<<<<

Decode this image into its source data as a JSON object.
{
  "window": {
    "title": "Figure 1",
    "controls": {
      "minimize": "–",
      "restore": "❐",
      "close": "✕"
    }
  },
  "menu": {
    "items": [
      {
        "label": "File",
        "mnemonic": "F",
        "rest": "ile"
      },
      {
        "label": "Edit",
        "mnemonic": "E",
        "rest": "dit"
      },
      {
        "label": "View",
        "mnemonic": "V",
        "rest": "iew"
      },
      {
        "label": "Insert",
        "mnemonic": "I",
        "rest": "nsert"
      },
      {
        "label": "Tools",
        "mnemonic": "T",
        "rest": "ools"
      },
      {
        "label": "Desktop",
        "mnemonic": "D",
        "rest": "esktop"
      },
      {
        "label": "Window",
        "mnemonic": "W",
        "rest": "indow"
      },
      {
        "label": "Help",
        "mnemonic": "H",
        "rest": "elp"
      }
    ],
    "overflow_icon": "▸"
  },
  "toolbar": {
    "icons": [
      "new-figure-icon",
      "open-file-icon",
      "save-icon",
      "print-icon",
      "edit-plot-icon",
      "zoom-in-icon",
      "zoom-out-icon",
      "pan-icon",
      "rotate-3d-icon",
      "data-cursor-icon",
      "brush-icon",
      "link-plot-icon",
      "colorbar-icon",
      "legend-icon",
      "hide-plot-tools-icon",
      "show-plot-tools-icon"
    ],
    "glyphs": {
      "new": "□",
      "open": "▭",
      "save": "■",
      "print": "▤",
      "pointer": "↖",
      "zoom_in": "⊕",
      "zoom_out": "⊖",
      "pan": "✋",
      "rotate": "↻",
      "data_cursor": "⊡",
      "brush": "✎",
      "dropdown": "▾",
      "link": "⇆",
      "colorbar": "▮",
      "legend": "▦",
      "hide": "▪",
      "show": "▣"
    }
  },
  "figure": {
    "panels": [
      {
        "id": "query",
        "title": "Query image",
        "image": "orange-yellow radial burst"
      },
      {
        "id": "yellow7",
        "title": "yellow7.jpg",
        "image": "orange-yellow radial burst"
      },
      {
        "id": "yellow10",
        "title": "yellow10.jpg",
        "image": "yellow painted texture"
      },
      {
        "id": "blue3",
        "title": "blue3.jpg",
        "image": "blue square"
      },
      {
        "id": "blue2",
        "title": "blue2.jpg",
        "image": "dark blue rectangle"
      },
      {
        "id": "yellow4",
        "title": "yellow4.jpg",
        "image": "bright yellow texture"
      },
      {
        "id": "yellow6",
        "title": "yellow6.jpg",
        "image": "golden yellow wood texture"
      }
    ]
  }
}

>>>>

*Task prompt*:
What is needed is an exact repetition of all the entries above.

*Solution*:
Decode this image into its source data as a JSON object.
{
  "window": {
    "title": "Figure 1",
    "controls": {
      "minimize": "–",
      "restore": "❐",
      "close": "✕"
    }
  },
  "menu": {
    "items": [
      {
        "label": "File",
        "mnemonic": "F",
        "rest": "ile"
      },
      {
        "label": "Edit",
        "mnemonic": "E",
        "rest": "dit"
      },
      {
        "label": "View",
        "mnemonic": "V",
        "rest": "iew"
      },
      {
        "label": "Insert",
        "mnemonic": "I",
        "rest": "nsert"
      },
      {
        "label": "Tools",
        "mnemonic": "T",
        "rest": "ools"
      },
      {
        "label": "Desktop",
        "mnemonic": "D",
        "rest": "esktop"
      },
      {
        "label": "Window",
        "mnemonic": "W",
        "rest": "indow"
      },
      {
        "label": "Help",
        "mnemonic": "H",
        "rest": "elp"
      }
    ],
    "overflow_icon": "▸"
  },
  "toolbar": {
    "icons": [
      "new-figure-icon",
      "open-file-icon",
      "save-icon",
      "print-icon",
      "edit-plot-icon",
      "zoom-in-icon",
      "zoom-out-icon",
      "pan-icon",
      "rotate-3d-icon",
      "data-cursor-icon",
      "brush-icon",
      "link-plot-icon",
      "colorbar-icon",
      "legend-icon",
      "hide-plot-tools-icon",
      "show-plot-tools-icon"
    ],
    "glyphs": {
      "new": "□",
      "open": "▭",
      "save": "■",
      "print": "▤",
      "pointer": "↖",
      "zoom_in": "⊕",
      "zoom_out": "⊖",
      "pan": "✋",
      "rotate": "↻",
      "data_cursor": "⊡",
      "brush": "✎",
      "dropdown": "▾",
      "link": "⇆",
      "colorbar": "▮",
      "legend": "▦",
      "hide": "▪",
      "show": "▣"
    }
  },
  "figure": {
    "panels": [
      {
        "id": "query",
        "title": "Query image",
        "image": "orange-yellow radial burst"
      },
      {
        "id": "yellow7",
        "title": "yellow7.jpg",
        "image": "orange-yellow radial burst"
      },
      {
        "id": "yellow10",
        "title": "yellow10.jpg",
        "image": "yellow painted texture"
      },
      {
        "id": "blue3",
        "title": "blue3.jpg",
        "image": "blue square"
      },
      {
        "id": "blue2",
        "title": "blue2.jpg",
        "image": "dark blue rectangle"
      },
      {
        "id": "yellow4",
        "title": "yellow4.jpg",
        "image": "bright yellow texture"
      },
      {
        "id": "yellow6",
        "title": "yellow6.jpg",
        "image": "golden yellow wood texture"
      }
    ]
  }
}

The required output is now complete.